- Goal of the exercise
If a line in the records contains the word "kind", count it; state the resulting number and nothing more.

Web page and app entries
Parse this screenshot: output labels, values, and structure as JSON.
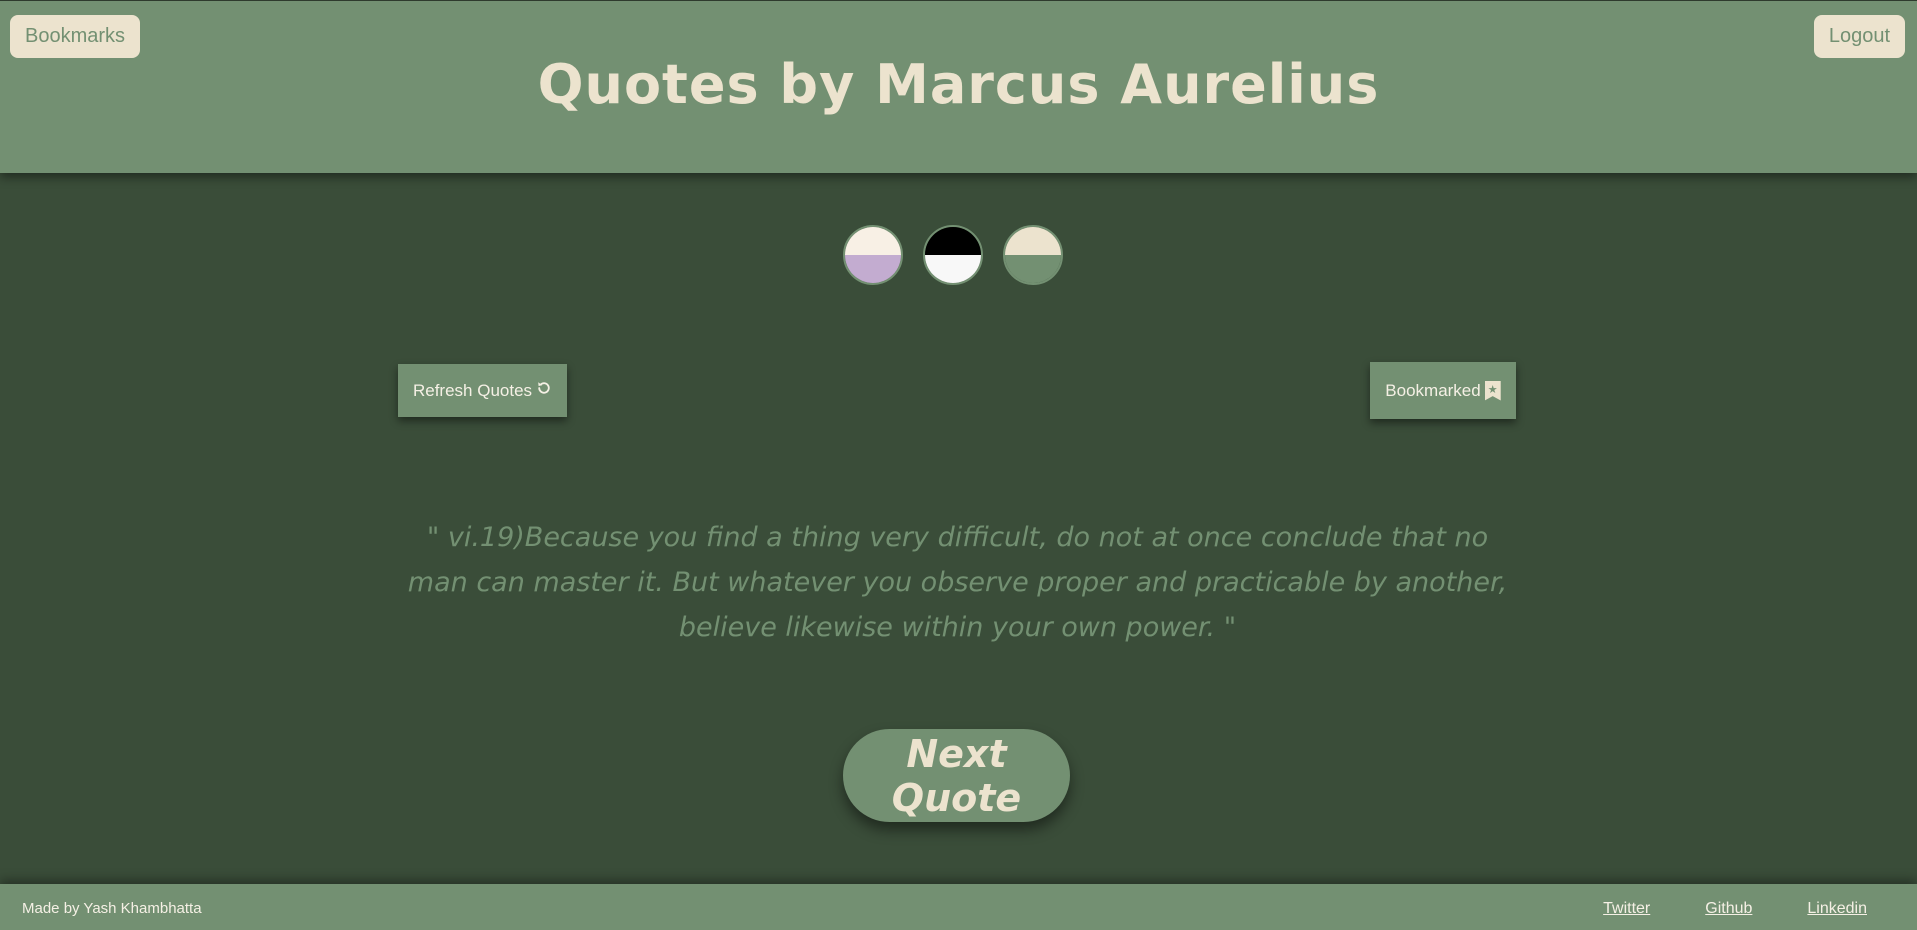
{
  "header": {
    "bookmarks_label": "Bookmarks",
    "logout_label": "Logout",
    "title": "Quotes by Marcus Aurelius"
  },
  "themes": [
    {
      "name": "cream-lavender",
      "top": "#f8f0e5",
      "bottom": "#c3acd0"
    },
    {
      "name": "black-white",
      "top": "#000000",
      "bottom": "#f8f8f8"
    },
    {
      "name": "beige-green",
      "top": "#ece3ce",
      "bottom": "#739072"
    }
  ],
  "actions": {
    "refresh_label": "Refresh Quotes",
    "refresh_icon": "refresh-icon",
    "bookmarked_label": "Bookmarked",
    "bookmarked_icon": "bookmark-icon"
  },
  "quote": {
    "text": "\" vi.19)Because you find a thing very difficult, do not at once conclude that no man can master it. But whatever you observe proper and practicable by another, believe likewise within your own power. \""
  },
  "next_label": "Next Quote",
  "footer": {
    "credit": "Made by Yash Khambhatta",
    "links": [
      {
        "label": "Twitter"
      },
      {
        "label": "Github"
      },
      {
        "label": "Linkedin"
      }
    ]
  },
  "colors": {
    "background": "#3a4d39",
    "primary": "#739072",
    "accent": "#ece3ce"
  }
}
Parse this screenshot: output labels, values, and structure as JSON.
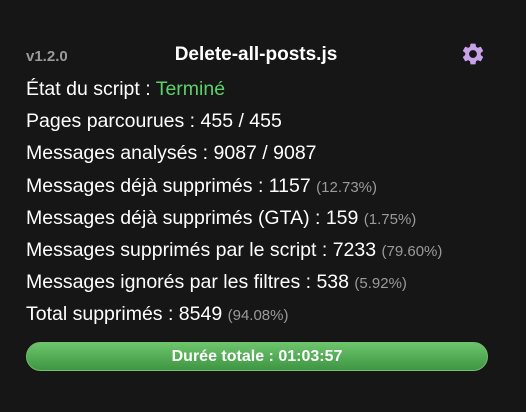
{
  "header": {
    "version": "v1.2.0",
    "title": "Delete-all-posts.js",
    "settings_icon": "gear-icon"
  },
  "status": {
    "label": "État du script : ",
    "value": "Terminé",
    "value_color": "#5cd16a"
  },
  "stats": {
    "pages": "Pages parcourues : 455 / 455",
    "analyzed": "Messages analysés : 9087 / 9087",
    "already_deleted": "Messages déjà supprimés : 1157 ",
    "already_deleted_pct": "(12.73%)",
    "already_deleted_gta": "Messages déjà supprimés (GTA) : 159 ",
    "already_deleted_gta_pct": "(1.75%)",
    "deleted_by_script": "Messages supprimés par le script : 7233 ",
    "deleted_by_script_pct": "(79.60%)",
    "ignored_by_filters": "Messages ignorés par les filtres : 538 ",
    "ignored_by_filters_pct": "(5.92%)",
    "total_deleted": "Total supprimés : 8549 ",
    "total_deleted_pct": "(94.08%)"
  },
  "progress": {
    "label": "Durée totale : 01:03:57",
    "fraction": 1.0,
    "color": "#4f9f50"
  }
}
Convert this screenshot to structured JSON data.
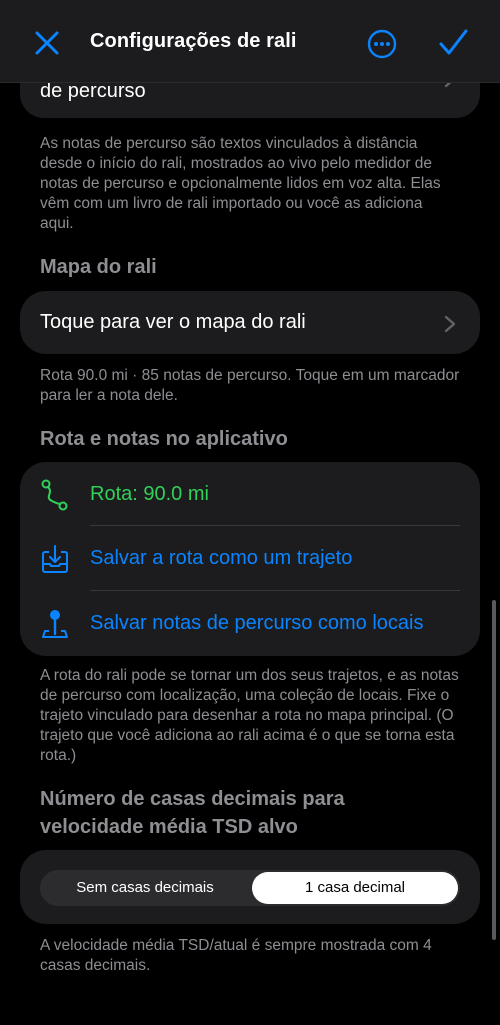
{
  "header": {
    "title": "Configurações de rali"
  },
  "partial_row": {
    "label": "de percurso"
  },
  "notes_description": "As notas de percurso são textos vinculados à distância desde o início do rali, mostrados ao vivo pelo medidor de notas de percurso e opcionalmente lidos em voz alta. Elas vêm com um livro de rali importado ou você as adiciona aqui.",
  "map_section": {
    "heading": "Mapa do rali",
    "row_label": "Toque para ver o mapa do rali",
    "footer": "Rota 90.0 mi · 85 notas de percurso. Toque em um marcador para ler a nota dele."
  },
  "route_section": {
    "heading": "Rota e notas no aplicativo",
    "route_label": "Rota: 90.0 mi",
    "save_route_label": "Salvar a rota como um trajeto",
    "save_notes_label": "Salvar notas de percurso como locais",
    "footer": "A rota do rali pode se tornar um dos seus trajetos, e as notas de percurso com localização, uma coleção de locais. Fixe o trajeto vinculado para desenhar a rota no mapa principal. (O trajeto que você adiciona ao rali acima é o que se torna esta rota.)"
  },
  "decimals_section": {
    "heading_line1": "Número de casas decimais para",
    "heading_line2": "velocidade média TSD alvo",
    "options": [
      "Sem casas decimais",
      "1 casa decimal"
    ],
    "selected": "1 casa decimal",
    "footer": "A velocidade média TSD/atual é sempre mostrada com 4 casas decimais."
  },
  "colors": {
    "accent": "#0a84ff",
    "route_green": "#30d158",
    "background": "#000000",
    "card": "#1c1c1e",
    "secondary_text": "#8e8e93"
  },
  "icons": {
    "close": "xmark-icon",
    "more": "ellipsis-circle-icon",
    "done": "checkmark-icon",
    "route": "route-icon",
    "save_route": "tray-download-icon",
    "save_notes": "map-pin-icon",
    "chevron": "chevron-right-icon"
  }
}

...

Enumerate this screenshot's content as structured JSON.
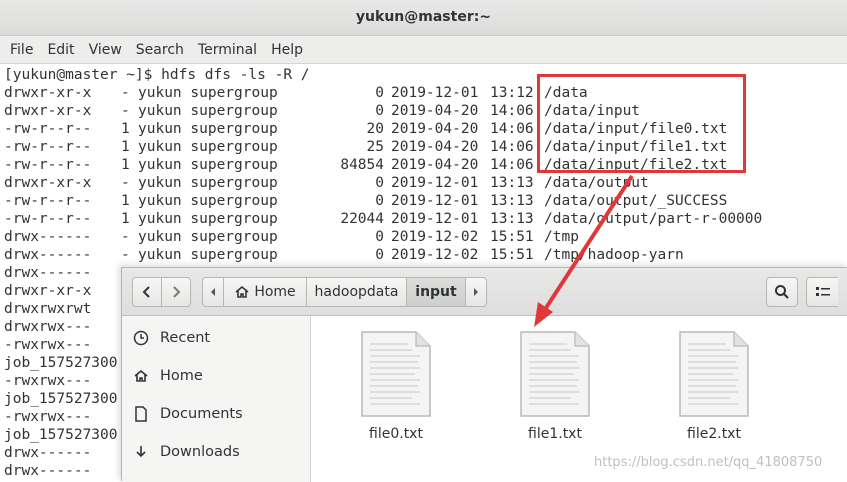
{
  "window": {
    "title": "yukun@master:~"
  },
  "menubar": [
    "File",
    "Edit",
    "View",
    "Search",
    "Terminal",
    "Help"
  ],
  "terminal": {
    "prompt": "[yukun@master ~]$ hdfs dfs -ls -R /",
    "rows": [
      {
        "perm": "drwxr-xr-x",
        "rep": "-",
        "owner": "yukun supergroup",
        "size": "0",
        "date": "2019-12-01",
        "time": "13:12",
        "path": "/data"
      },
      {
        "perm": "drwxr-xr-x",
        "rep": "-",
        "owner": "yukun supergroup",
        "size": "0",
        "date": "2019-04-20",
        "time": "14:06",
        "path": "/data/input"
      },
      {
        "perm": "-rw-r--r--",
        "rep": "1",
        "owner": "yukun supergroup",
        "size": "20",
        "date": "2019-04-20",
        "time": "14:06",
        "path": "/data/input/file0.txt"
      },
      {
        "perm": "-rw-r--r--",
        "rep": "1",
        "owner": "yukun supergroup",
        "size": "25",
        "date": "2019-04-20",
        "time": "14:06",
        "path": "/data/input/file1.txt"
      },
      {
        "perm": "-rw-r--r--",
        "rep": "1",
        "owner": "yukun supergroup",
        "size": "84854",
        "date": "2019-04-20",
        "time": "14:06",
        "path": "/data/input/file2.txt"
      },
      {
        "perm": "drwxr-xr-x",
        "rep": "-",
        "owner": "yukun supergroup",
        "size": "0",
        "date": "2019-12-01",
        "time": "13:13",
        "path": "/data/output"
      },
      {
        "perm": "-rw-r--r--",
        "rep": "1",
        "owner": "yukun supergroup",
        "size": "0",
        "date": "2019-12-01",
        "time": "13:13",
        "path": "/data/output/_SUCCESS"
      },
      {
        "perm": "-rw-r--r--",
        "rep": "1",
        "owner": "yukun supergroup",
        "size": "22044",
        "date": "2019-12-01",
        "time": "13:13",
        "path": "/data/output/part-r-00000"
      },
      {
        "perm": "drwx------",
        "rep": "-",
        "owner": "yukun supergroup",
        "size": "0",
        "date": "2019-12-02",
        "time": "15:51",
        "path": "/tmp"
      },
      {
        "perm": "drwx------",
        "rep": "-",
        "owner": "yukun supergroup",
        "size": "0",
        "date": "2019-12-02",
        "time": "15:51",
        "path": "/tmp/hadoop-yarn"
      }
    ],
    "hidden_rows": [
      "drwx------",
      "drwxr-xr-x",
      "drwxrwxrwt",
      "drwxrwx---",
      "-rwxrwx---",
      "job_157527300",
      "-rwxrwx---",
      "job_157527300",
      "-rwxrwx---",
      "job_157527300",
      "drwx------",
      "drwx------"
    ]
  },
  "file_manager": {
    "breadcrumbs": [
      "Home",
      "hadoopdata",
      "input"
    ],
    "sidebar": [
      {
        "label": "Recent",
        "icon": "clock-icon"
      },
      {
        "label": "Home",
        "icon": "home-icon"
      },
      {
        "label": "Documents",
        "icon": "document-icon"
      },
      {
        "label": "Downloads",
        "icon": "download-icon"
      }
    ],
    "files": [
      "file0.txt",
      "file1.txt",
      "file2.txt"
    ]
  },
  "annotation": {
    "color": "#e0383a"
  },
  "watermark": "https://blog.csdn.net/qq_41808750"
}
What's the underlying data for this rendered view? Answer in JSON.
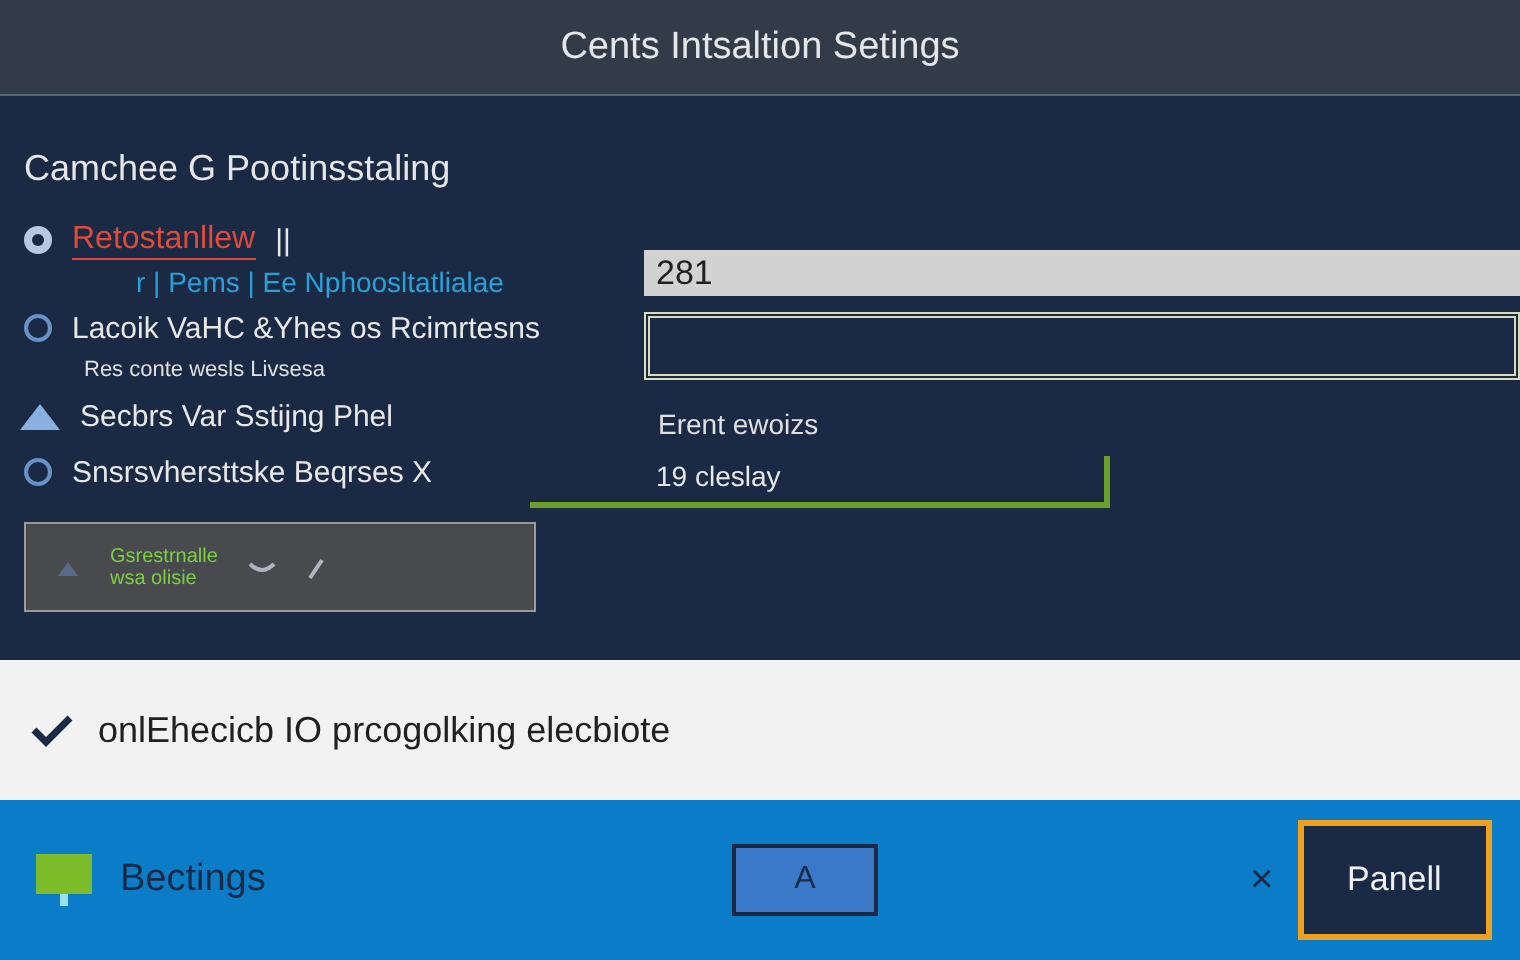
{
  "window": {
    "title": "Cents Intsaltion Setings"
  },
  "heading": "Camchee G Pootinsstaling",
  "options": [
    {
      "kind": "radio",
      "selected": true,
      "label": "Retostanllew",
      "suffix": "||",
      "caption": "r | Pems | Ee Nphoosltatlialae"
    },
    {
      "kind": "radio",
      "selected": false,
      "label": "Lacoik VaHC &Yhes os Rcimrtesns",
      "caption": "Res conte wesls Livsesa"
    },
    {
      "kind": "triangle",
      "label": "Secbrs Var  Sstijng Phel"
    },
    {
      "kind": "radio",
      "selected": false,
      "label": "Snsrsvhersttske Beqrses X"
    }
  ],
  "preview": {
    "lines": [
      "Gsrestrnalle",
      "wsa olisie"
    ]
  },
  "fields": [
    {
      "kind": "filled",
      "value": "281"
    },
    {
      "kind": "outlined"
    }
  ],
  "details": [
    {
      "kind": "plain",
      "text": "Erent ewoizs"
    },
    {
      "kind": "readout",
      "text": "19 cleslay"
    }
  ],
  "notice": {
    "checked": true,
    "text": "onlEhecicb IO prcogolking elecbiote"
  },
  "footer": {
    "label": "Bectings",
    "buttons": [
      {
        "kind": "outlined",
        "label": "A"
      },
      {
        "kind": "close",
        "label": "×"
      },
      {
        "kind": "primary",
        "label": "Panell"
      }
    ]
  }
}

- Worked solution
11